REQUIRED WORK — Here are some records; quote them exactly, leaving out the pictures.

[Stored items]

──────────

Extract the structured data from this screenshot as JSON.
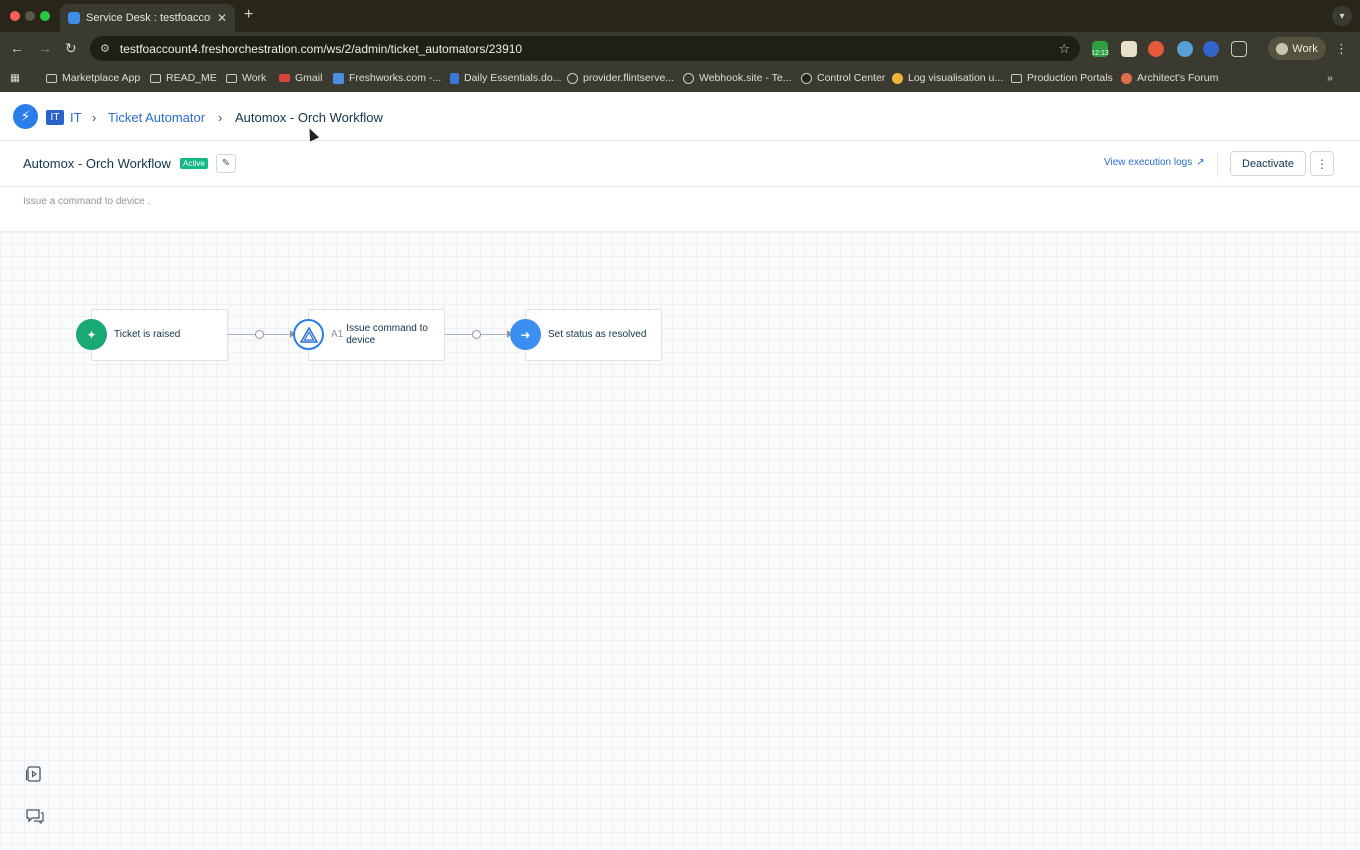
{
  "browser": {
    "tab_title": "Service Desk : testfoaccount4",
    "tab_close": "✕",
    "new_tab": "+",
    "url": "testfoaccount4.freshorchestration.com/ws/2/admin/ticket_automators/23910",
    "profile_label": "Work",
    "ext_badge": "12:13",
    "bookmarks": [
      "Marketplace App",
      "READ_ME",
      "Work",
      "Gmail",
      "Freshworks.com -...",
      "Daily Essentials.do...",
      "provider.flintserve...",
      "Webhook.site - Te...",
      "Control Center",
      "Log visualisation u...",
      "Production Portals",
      "Architect's Forum"
    ],
    "bookmarks_more": "»"
  },
  "header": {
    "workspace_badge": "IT",
    "breadcrumb": {
      "workspace": "IT",
      "section": "Ticket Automator",
      "current": "Automox - Orch Workflow"
    },
    "separator": "›"
  },
  "workflow": {
    "title": "Automox - Orch Workflow",
    "status": "Active",
    "description": "Issue a command to device .",
    "execution_logs_label": "View execution logs",
    "deactivate_label": "Deactivate"
  },
  "nodes": [
    {
      "prefix": "",
      "label": "Ticket is raised",
      "icon": "ticket-event-icon",
      "color": "#19a974"
    },
    {
      "prefix": "A1",
      "label": "Issue command to device",
      "icon": "automox-app-icon",
      "color": "#2b7de9"
    },
    {
      "prefix": "",
      "label": "Set status as resolved",
      "icon": "action-arrow-icon",
      "color": "#3c8ef0"
    }
  ],
  "colors": {
    "brand": "#2b7de9",
    "link": "#2b6cd4",
    "active_badge": "#12b886",
    "text_primary": "#12344d"
  }
}
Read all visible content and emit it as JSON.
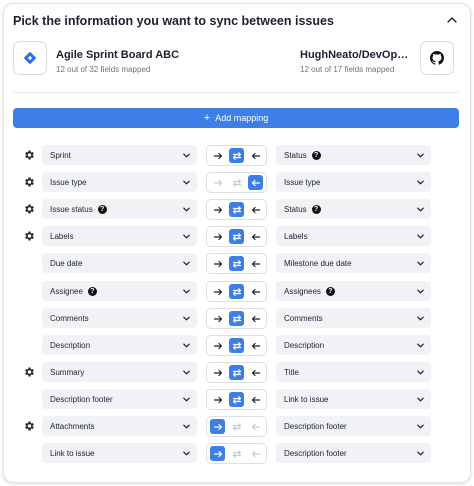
{
  "title": "Pick the information you want to sync between issues",
  "source": {
    "name": "Agile Sprint Board ABC",
    "fields_mapped": "12 out of 32 fields mapped"
  },
  "target": {
    "name": "HughNeato/DevOps-Ini...",
    "fields_mapped": "12 out of 17 fields mapped"
  },
  "add_mapping_label": "Add mapping",
  "colors": {
    "accent": "#3d7fe6",
    "field_bg": "#f1f2f5",
    "icon_dim": "#c9ccd3"
  },
  "mappings": [
    {
      "left": "Sprint",
      "left_help": "",
      "right": "Status",
      "right_help": "?",
      "gear": true,
      "direction": "both"
    },
    {
      "left": "Issue type",
      "left_help": "",
      "right": "Issue type",
      "right_help": "",
      "gear": true,
      "direction": "to-left"
    },
    {
      "left": "Issue status",
      "left_help": "?",
      "right": "Status",
      "right_help": "?",
      "gear": true,
      "direction": "both"
    },
    {
      "left": "Labels",
      "left_help": "",
      "right": "Labels",
      "right_help": "",
      "gear": true,
      "direction": "both"
    },
    {
      "left": "Due date",
      "left_help": "",
      "right": "Milestone due date",
      "right_help": "",
      "gear": false,
      "direction": "both"
    },
    {
      "left": "Assignee",
      "left_help": "?",
      "right": "Assignees",
      "right_help": "?",
      "gear": false,
      "direction": "both"
    },
    {
      "left": "Comments",
      "left_help": "",
      "right": "Comments",
      "right_help": "",
      "gear": false,
      "direction": "both"
    },
    {
      "left": "Description",
      "left_help": "",
      "right": "Description",
      "right_help": "",
      "gear": false,
      "direction": "both"
    },
    {
      "left": "Summary",
      "left_help": "",
      "right": "Title",
      "right_help": "",
      "gear": true,
      "direction": "both"
    },
    {
      "left": "Description footer",
      "left_help": "",
      "right": "Link to issue",
      "right_help": "",
      "gear": false,
      "direction": "both"
    },
    {
      "left": "Attachments",
      "left_help": "",
      "right": "Description footer",
      "right_help": "",
      "gear": true,
      "direction": "to-right"
    },
    {
      "left": "Link to issue",
      "left_help": "",
      "right": "Description footer",
      "right_help": "",
      "gear": false,
      "direction": "to-right"
    }
  ]
}
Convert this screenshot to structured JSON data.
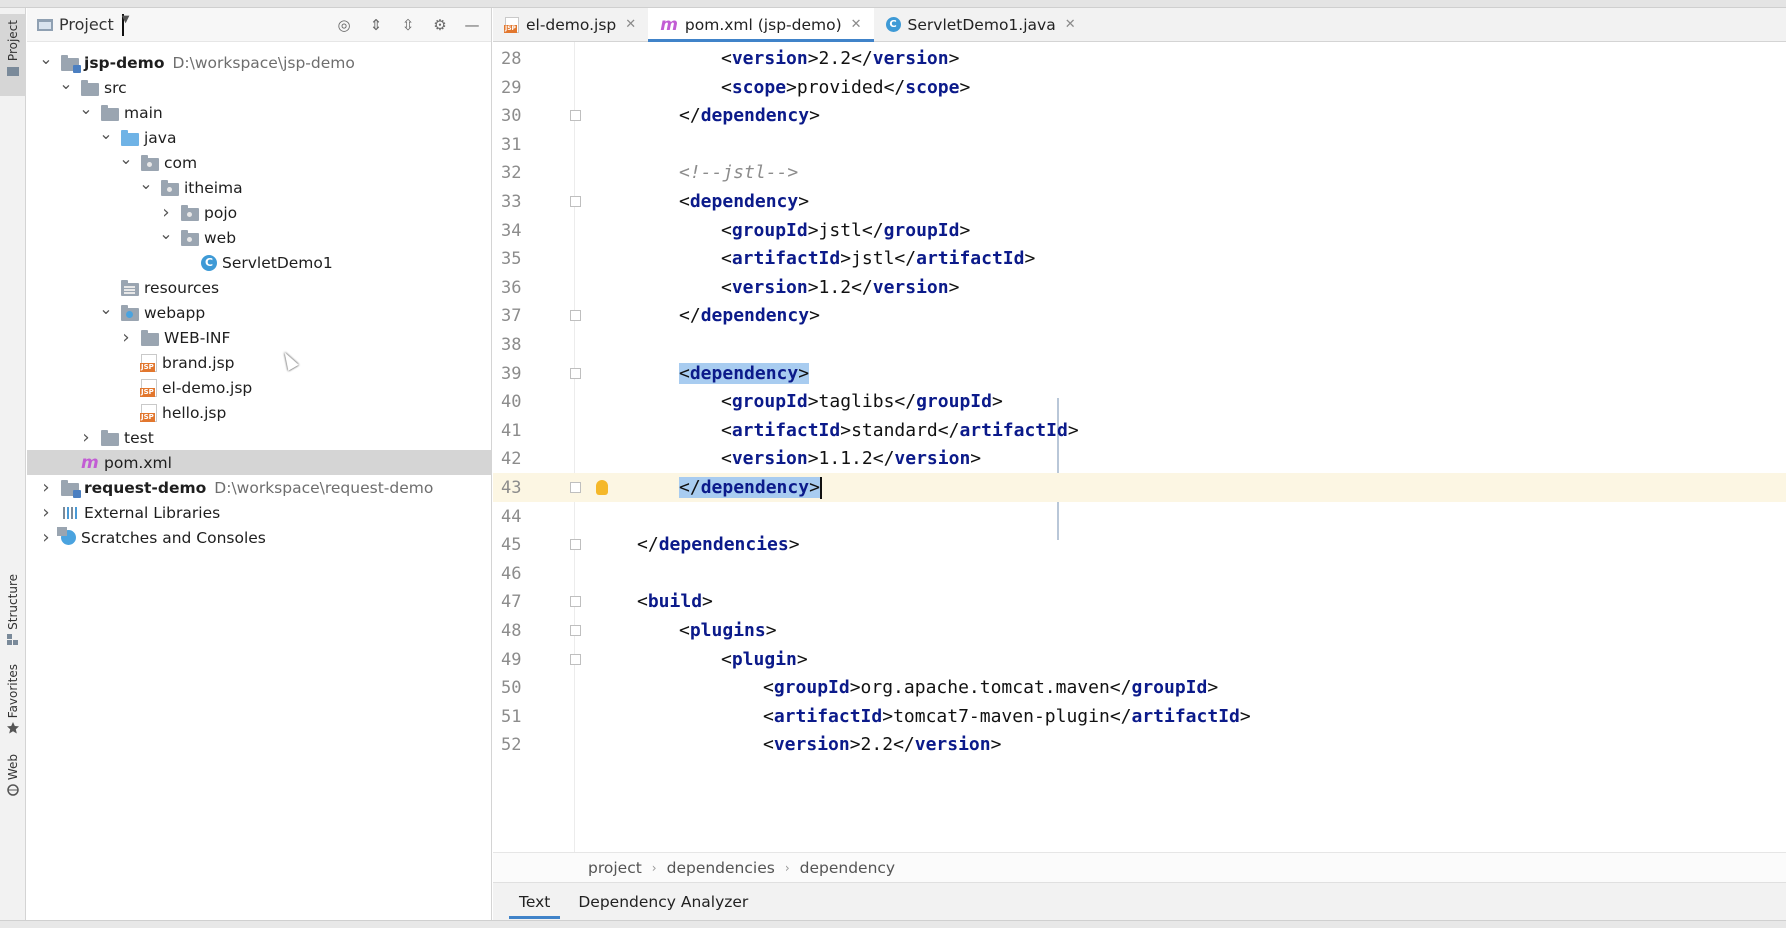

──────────

ANSWER FOR THIS EXERCISE —
Extract the structured data from this screenshot as JSON.
{
  "browser": {
    "tab_title": "Service Desk : testfoaccount4",
    "tab_close": "✕",
    "new_tab": "+",
    "url": "testfoaccount4.freshorchestration.com/ws/2/admin/ticket_automators/23910",
    "profile_label": "Work",
    "ext_badge": "12:13",
    "bookmarks": [
      "Marketplace App",
      "READ_ME",
      "Work",
      "Gmail",
      "Freshworks.com -...",
      "Daily Essentials.do...",
      "provider.flintserve...",
      "Webhook.site - Te...",
      "Control Center",
      "Log visualisation u...",
      "Production Portals",
      "Architect's Forum"
    ],
    "bookmarks_more": "»"
  },
  "header": {
    "workspace_badge": "IT",
    "breadcrumb": {
      "workspace": "IT",
      "section": "Ticket Automator",
      "current": "Automox - Orch Workflow"
    },
    "separator": "›"
  },
  "workflow": {
    "title": "Automox - Orch Workflow",
    "status": "Active",
    "description": "Issue a command to device .",
    "execution_logs_label": "View execution logs",
    "deactivate_label": "Deactivate"
  },
  "nodes": [
    {
      "prefix": "",
      "label": "Ticket is raised",
      "icon": "ticket-event-icon",
      "color": "#19a974"
    },
    {
      "prefix": "A1",
      "label": "Issue command to device",
      "icon": "automox-app-icon",
      "color": "#2b7de9"
    },
    {
      "prefix": "",
      "label": "Set status as resolved",
      "icon": "action-arrow-icon",
      "color": "#3c8ef0"
    }
  ],
  "colors": {
    "brand": "#2b7de9",
    "link": "#2b6cd4",
    "active_badge": "#12b886",
    "text_primary": "#12344d"
  }
}
Read all visible content and emit it as JSON.
{
  "title": "Pick the information you want to sync between issues",
  "source": {
    "name": "Agile Sprint Board ABC",
    "fields_mapped": "12 out of 32 fields mapped"
  },
  "target": {
    "name": "HughNeato/DevOps-Ini...",
    "fields_mapped": "12 out of 17 fields mapped"
  },
  "add_mapping_label": "Add mapping",
  "colors": {
    "accent": "#3d7fe6",
    "field_bg": "#f1f2f5",
    "icon_dim": "#c9ccd3"
  },
  "mappings": [
    {
      "left": "Sprint",
      "left_help": "",
      "right": "Status",
      "right_help": "?",
      "gear": true,
      "direction": "both"
    },
    {
      "left": "Issue type",
      "left_help": "",
      "right": "Issue type",
      "right_help": "",
      "gear": true,
      "direction": "to-left"
    },
    {
      "left": "Issue status",
      "left_help": "?",
      "right": "Status",
      "right_help": "?",
      "gear": true,
      "direction": "both"
    },
    {
      "left": "Labels",
      "left_help": "",
      "right": "Labels",
      "right_help": "",
      "gear": true,
      "direction": "both"
    },
    {
      "left": "Due date",
      "left_help": "",
      "right": "Milestone due date",
      "right_help": "",
      "gear": false,
      "direction": "both"
    },
    {
      "left": "Assignee",
      "left_help": "?",
      "right": "Assignees",
      "right_help": "?",
      "gear": false,
      "direction": "both"
    },
    {
      "left": "Comments",
      "left_help": "",
      "right": "Comments",
      "right_help": "",
      "gear": false,
      "direction": "both"
    },
    {
      "left": "Description",
      "left_help": "",
      "right": "Description",
      "right_help": "",
      "gear": false,
      "direction": "both"
    },
    {
      "left": "Summary",
      "left_help": "",
      "right": "Title",
      "right_help": "",
      "gear": true,
      "direction": "both"
    },
    {
      "left": "Description footer",
      "left_help": "",
      "right": "Link to issue",
      "right_help": "",
      "gear": false,
      "direction": "both"
    },
    {
      "left": "Attachments",
      "left_help": "",
      "right": "Description footer",
      "right_help": "",
      "gear": true,
      "direction": "to-right"
    },
    {
      "left": "Link to issue",
      "left_help": "",
      "right": "Description footer",
      "right_help": "",
      "gear": false,
      "direction": "to-right"
    }
  ]
}
Convert this screenshot to structured JSON data.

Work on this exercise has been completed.